The Comptroller's office now has a toll-free line dedicated to serving ARB members. Please call 1-800-252-7551 if you need assistance regarding technical questions relating to the duties and responsibilities of ARB members and property appraisal issues.
Tax Code Section 5.103(a) requires the Comptroller's office to prepare model hearing procedures for ARBs. The model procedures are required to be followed, according to Tax Code Section 5.103(d), when an ARB establishes its hearing procedures.
The model hearing procedures address specific matters required by Tax Code Section 5.103. An ARB may include additional procedures in its local hearing procedures regarding legal and administrative matters that are not addressed by the model procedures. The local procedures, however, may not contradict, negate or otherwise substantively change the model procedures. ARBs should seek advice from legal counsel in establishing local hearing procedures.
In compliance with Tax Code Section 5.104, the Texas Comptroller of Public Accounts provides a survey as a reasonable opportunity for the following persons who attended appraisal review board (ARB) hearings to offer comments and suggestions concerning the ARB:
The survey is intended to capture information concerning the performance of ARB panels and full ARBs, but not the results of protest hearings. One survey should be completed per hearing conducted by a single ARB panel or the full ARB in a single day, whether concerning one account or several accounts and whether the accounts are related to the same property or not. Persons participating in protest hearings before the same ARB panel or full ARB on several days may complete one survey on each day. Persons participating in multiple protest hearings before different ARB panels are allowed to complete one survey for each panel in a single day.
Survey respondents may submit the surveys directly to the Comptroller’s Property Tax Assistance Division (PTAD) and are no longer required to complete surveys at the appraisal district office.
Tax Code Section 6.052 requires appraisal districts in counties with populations of more than 120,000 to appoint taxpayer liaison officers.
The appraisal district board of directors appoints the taxpayer liaison officer, who serves at the pleasure of that board. Chief appraisers or other persons who perform appraisal or legal services for appraisal districts for compensation are not eligible to be taxpayer liaison officers
The primary responsibilities for taxpayer liaison officers are to administer public access functions; resolve disputes; handle ARB complaints, comments and suggestions; provide public information; present reports to the board of directors; and assist the local administrative district law judge.
Taxpayer liaison officers may be called upon to assist ARBs in preparing local hearing procedures based on the Comptroller's model hearing procedures and Tax Code Section 6.052 requires taxpayer liaison officers to assist taxpayers, agents, and any member of the public with the Comptroller's ARB Survey.

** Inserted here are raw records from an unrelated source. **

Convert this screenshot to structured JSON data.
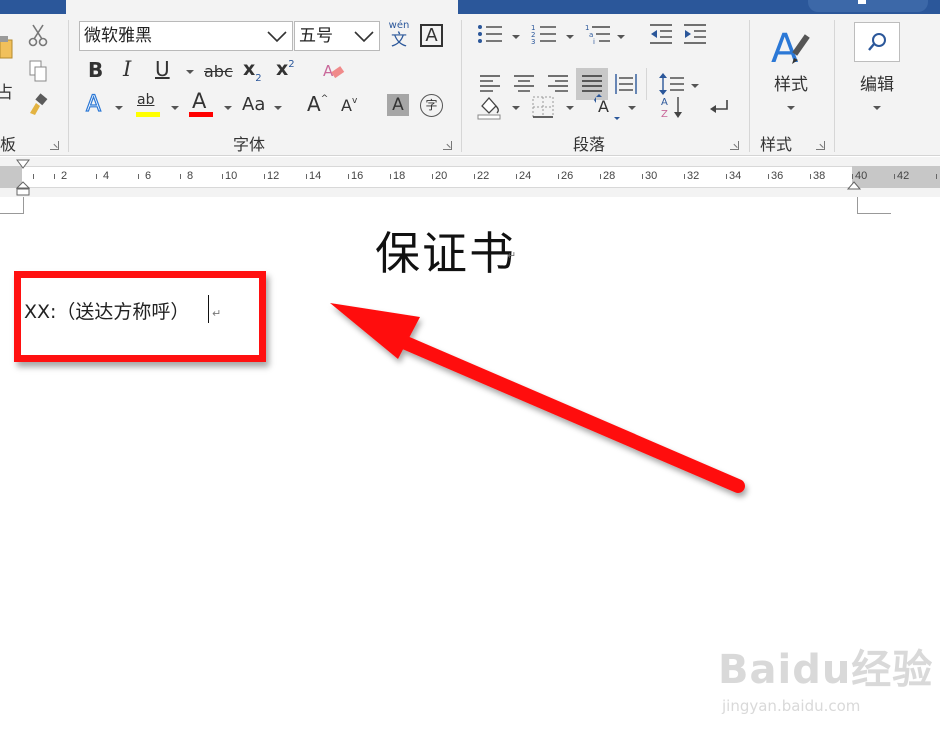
{
  "ribbon": {
    "clipboard": {
      "label_partial": "板",
      "paste_partial": "占"
    },
    "font": {
      "group_label": "字体",
      "font_name": "微软雅黑",
      "font_size": "五号",
      "phonetic_top": "wén",
      "phonetic_bottom": "文",
      "char_border": "A",
      "bold": "B",
      "italic": "I",
      "underline": "U",
      "strikethrough": "abc",
      "subscript": "x",
      "subscript_mark": "2",
      "superscript": "x",
      "superscript_mark": "2",
      "text_effects": "A",
      "highlight": "ab",
      "font_color": "A",
      "change_case": "Aa",
      "grow_font": "A",
      "shrink_font": "A",
      "char_shading": "A",
      "enclose_char": "字",
      "highlight_color": "#ffff00",
      "font_color_value": "#ff0000"
    },
    "paragraph": {
      "group_label": "段落"
    },
    "styles": {
      "group_label": "样式",
      "button_label": "样式"
    },
    "editing": {
      "button_label": "编辑"
    }
  },
  "ruler": {
    "numbers": [
      "2",
      "4",
      "6",
      "8",
      "10",
      "12",
      "14",
      "16",
      "18",
      "20",
      "22",
      "24",
      "26",
      "28",
      "30",
      "32",
      "34",
      "36",
      "38",
      "40",
      "42"
    ]
  },
  "document": {
    "title": "保证书",
    "line1": "XX:（送达方称呼）",
    "paragraph_mark": "↵"
  },
  "watermark": {
    "main": "Baidu经验",
    "sub": "jingyan.baidu.com"
  },
  "colors": {
    "accent": "#2b579a",
    "annotation": "#ff1010"
  }
}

Taxpayer liaison officers are responsible for receiving and compiling a list of comments and suggestions filed by chief appraisers, property owners or their agents concerning matters listed in the ARB's hearing procedures or any other matter related to the fairness and efficiency of the ARB. The taxpayer liaison officer must forward to the Comptroller's office all comments and suggestions received outside of the Comptroller's electronic ARB survey. The comments must be entered verbatim using the Comptroller's template.
In 2015, the Texas Legislature passed House Bill 855, which requires state agencies to publish a list of the three most commonly used Web browsers on their websites. The Texas Comptroller’s most commonly used Web browsers are Google Chrome, Microsoft Internet Explorer and Apple Safari.